(Beginning of EXERCISE INPUTS)

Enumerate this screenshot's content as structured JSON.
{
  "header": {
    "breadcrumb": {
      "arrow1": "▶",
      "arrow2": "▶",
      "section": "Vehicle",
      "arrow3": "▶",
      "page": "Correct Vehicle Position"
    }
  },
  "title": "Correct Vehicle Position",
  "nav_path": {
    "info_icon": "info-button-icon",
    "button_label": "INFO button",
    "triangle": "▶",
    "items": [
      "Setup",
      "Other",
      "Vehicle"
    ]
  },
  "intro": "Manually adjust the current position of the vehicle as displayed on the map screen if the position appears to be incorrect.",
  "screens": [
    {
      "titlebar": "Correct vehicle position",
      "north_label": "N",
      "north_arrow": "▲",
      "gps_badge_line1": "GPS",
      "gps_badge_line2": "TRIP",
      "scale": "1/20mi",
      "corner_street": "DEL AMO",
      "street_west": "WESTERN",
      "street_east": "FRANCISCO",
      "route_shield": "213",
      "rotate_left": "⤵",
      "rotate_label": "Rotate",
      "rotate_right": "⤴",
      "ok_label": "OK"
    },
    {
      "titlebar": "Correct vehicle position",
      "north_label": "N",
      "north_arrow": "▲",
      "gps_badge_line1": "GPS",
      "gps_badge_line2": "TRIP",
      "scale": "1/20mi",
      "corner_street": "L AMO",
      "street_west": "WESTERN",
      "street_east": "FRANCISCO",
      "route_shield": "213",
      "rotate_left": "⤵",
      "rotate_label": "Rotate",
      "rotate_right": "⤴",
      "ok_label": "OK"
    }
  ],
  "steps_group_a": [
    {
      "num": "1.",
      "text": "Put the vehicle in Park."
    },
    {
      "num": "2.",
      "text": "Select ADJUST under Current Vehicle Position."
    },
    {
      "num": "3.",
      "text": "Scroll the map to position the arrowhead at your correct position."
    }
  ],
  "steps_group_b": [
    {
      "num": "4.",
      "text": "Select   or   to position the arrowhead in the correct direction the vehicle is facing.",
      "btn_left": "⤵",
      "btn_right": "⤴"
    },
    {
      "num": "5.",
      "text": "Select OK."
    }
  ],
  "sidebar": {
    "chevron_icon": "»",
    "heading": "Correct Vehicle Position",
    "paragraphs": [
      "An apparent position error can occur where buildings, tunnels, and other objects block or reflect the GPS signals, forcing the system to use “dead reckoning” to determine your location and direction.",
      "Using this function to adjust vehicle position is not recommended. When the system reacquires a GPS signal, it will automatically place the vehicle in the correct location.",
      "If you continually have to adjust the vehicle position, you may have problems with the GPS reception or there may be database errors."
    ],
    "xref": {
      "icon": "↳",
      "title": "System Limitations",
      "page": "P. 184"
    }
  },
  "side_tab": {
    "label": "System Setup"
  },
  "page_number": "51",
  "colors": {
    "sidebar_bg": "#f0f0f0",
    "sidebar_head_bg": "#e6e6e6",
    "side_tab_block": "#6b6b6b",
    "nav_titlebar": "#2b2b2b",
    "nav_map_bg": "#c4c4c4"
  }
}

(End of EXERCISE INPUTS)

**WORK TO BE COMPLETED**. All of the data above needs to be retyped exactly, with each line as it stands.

**OUTPUT OF THE TASK**.
Enumerate this screenshot's content as structured JSON.
{
  "header": {
    "breadcrumb": {
      "arrow1": "▶",
      "arrow2": "▶",
      "section": "Vehicle",
      "arrow3": "▶",
      "page": "Correct Vehicle Position"
    }
  },
  "title": "Correct Vehicle Position",
  "nav_path": {
    "info_icon": "info-button-icon",
    "button_label": "INFO button",
    "triangle": "▶",
    "items": [
      "Setup",
      "Other",
      "Vehicle"
    ]
  },
  "intro": "Manually adjust the current position of the vehicle as displayed on the map screen if the position appears to be incorrect.",
  "screens": [
    {
      "titlebar": "Correct vehicle position",
      "north_label": "N",
      "north_arrow": "▲",
      "gps_badge_line1": "GPS",
      "gps_badge_line2": "TRIP",
      "scale": "1/20mi",
      "corner_street": "DEL AMO",
      "street_west": "WESTERN",
      "street_east": "FRANCISCO",
      "route_shield": "213",
      "rotate_left": "⤵",
      "rotate_label": "Rotate",
      "rotate_right": "⤴",
      "ok_label": "OK"
    },
    {
      "titlebar": "Correct vehicle position",
      "north_label": "N",
      "north_arrow": "▲",
      "gps_badge_line1": "GPS",
      "gps_badge_line2": "TRIP",
      "scale": "1/20mi",
      "corner_street": "L AMO",
      "street_west": "WESTERN",
      "street_east": "FRANCISCO",
      "route_shield": "213",
      "rotate_left": "⤵",
      "rotate_label": "Rotate",
      "rotate_right": "⤴",
      "ok_label": "OK"
    }
  ],
  "steps_group_a": [
    {
      "num": "1.",
      "text": "Put the vehicle in Park."
    },
    {
      "num": "2.",
      "text": "Select ADJUST under Current Vehicle Position."
    },
    {
      "num": "3.",
      "text": "Scroll the map to position the arrowhead at your correct position."
    }
  ],
  "steps_group_b": [
    {
      "num": "4.",
      "text": "Select   or   to position the arrowhead in the correct direction the vehicle is facing.",
      "btn_left": "⤵",
      "btn_right": "⤴"
    },
    {
      "num": "5.",
      "text": "Select OK."
    }
  ],
  "sidebar": {
    "chevron_icon": "»",
    "heading": "Correct Vehicle Position",
    "paragraphs": [
      "An apparent position error can occur where buildings, tunnels, and other objects block or reflect the GPS signals, forcing the system to use “dead reckoning” to determine your location and direction.",
      "Using this function to adjust vehicle position is not recommended. When the system reacquires a GPS signal, it will automatically place the vehicle in the correct location.",
      "If you continually have to adjust the vehicle position, you may have problems with the GPS reception or there may be database errors."
    ],
    "xref": {
      "icon": "↳",
      "title": "System Limitations",
      "page": "P. 184"
    }
  },
  "side_tab": {
    "label": "System Setup"
  },
  "page_number": "51",
  "colors": {
    "sidebar_bg": "#f0f0f0",
    "sidebar_head_bg": "#e6e6e6",
    "side_tab_block": "#6b6b6b",
    "nav_titlebar": "#2b2b2b",
    "nav_map_bg": "#c4c4c4"
  }
}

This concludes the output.